> _To do_: Leaving out the pictures, write the following records exactly as they read.

> _Record set_:

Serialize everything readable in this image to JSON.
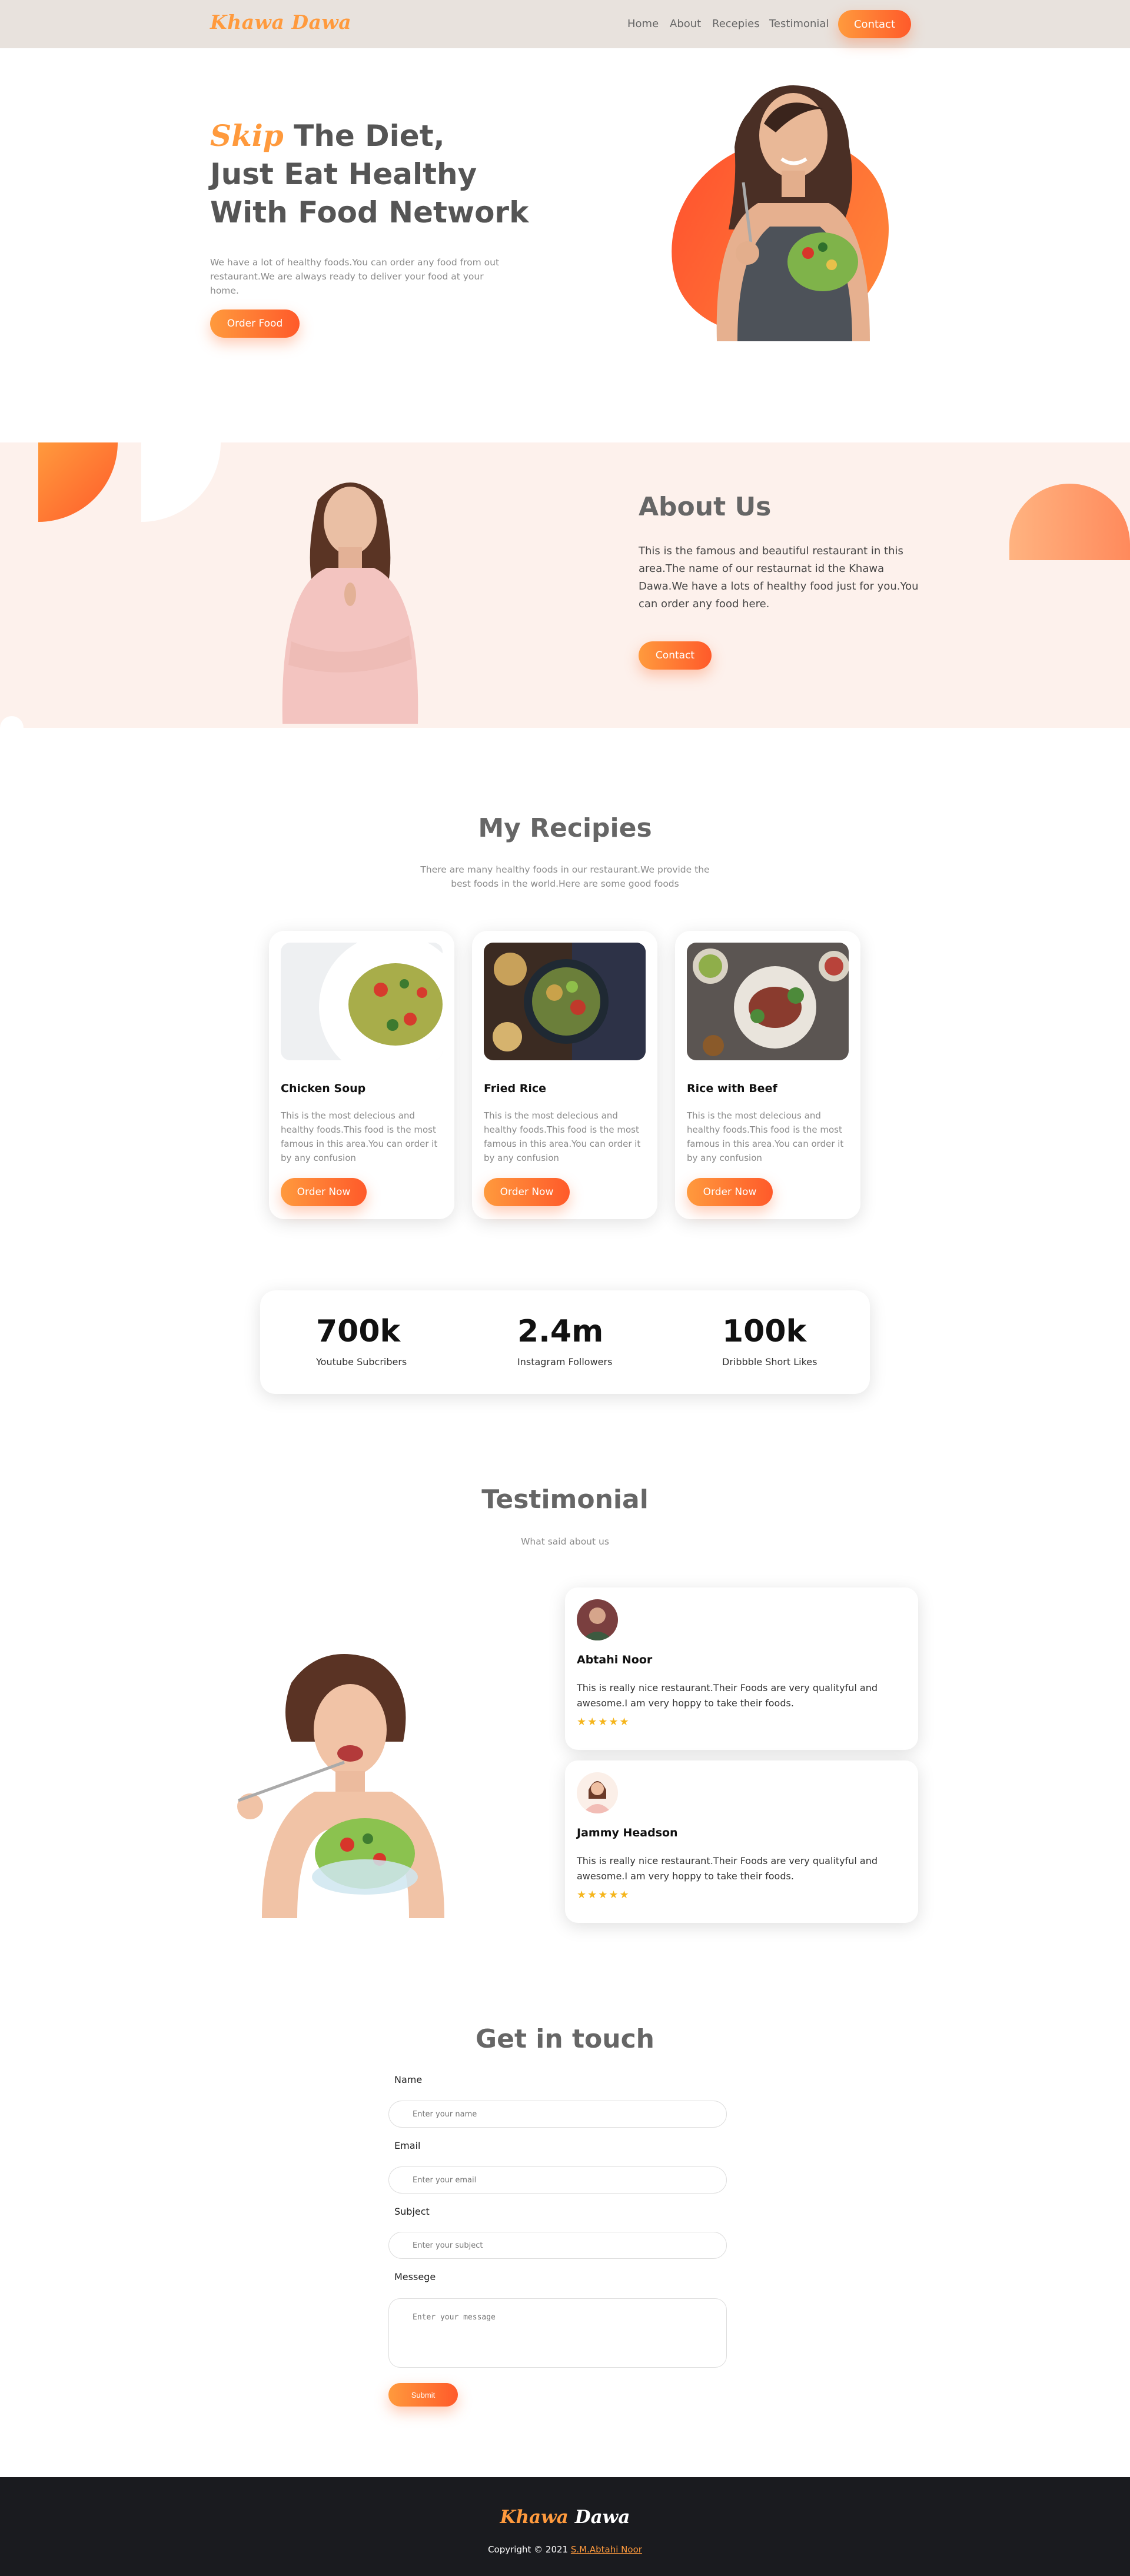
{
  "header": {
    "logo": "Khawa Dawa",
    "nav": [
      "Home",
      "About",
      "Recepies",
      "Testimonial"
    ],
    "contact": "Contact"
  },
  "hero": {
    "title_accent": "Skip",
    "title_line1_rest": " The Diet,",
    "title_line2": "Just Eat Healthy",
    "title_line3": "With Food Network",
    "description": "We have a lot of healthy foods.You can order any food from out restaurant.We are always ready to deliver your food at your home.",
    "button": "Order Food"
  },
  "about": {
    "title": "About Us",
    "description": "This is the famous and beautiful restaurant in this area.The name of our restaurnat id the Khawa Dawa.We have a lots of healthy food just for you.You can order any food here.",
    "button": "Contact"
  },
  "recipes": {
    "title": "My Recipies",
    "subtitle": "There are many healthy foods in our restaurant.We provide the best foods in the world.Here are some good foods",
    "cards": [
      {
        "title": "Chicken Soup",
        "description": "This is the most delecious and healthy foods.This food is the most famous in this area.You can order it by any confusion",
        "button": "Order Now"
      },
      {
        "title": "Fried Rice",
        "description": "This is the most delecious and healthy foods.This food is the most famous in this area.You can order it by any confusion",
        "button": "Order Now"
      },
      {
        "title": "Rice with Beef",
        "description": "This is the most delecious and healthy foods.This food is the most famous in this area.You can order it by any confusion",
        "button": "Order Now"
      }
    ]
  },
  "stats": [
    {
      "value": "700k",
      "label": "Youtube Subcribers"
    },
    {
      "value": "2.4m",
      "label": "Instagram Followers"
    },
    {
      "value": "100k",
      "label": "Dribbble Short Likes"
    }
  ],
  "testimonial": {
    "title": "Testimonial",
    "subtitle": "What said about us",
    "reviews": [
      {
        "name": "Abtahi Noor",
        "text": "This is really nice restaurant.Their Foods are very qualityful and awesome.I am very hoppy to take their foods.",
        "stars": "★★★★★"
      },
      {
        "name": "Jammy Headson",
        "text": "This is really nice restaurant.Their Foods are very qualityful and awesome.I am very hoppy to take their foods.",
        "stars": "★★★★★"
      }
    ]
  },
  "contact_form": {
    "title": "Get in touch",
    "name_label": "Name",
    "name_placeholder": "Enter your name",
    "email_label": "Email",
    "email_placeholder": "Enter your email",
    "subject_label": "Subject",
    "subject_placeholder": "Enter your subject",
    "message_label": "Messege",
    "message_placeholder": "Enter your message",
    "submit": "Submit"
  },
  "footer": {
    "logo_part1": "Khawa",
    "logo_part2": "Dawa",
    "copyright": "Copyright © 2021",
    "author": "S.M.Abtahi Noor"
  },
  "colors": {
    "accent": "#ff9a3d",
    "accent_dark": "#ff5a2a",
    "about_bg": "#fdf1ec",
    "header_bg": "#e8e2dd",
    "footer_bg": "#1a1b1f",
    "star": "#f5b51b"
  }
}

> _Reply to the exercise_:
Serialize everything readable in this image to JSON.
{
  "header": {
    "logo": "Khawa Dawa",
    "nav": [
      "Home",
      "About",
      "Recepies",
      "Testimonial"
    ],
    "contact": "Contact"
  },
  "hero": {
    "title_accent": "Skip",
    "title_line1_rest": " The Diet,",
    "title_line2": "Just Eat Healthy",
    "title_line3": "With Food Network",
    "description": "We have a lot of healthy foods.You can order any food from out restaurant.We are always ready to deliver your food at your home.",
    "button": "Order Food"
  },
  "about": {
    "title": "About Us",
    "description": "This is the famous and beautiful restaurant in this area.The name of our restaurnat id the Khawa Dawa.We have a lots of healthy food just for you.You can order any food here.",
    "button": "Contact"
  },
  "recipes": {
    "title": "My Recipies",
    "subtitle": "There are many healthy foods in our restaurant.We provide the best foods in the world.Here are some good foods",
    "cards": [
      {
        "title": "Chicken Soup",
        "description": "This is the most delecious and healthy foods.This food is the most famous in this area.You can order it by any confusion",
        "button": "Order Now"
      },
      {
        "title": "Fried Rice",
        "description": "This is the most delecious and healthy foods.This food is the most famous in this area.You can order it by any confusion",
        "button": "Order Now"
      },
      {
        "title": "Rice with Beef",
        "description": "This is the most delecious and healthy foods.This food is the most famous in this area.You can order it by any confusion",
        "button": "Order Now"
      }
    ]
  },
  "stats": [
    {
      "value": "700k",
      "label": "Youtube Subcribers"
    },
    {
      "value": "2.4m",
      "label": "Instagram Followers"
    },
    {
      "value": "100k",
      "label": "Dribbble Short Likes"
    }
  ],
  "testimonial": {
    "title": "Testimonial",
    "subtitle": "What said about us",
    "reviews": [
      {
        "name": "Abtahi Noor",
        "text": "This is really nice restaurant.Their Foods are very qualityful and awesome.I am very hoppy to take their foods.",
        "stars": "★★★★★"
      },
      {
        "name": "Jammy Headson",
        "text": "This is really nice restaurant.Their Foods are very qualityful and awesome.I am very hoppy to take their foods.",
        "stars": "★★★★★"
      }
    ]
  },
  "contact_form": {
    "title": "Get in touch",
    "name_label": "Name",
    "name_placeholder": "Enter your name",
    "email_label": "Email",
    "email_placeholder": "Enter your email",
    "subject_label": "Subject",
    "subject_placeholder": "Enter your subject",
    "message_label": "Messege",
    "message_placeholder": "Enter your message",
    "submit": "Submit"
  },
  "footer": {
    "logo_part1": "Khawa",
    "logo_part2": "Dawa",
    "copyright": "Copyright © 2021",
    "author": "S.M.Abtahi Noor"
  },
  "colors": {
    "accent": "#ff9a3d",
    "accent_dark": "#ff5a2a",
    "about_bg": "#fdf1ec",
    "header_bg": "#e8e2dd",
    "footer_bg": "#1a1b1f",
    "star": "#f5b51b"
  }
}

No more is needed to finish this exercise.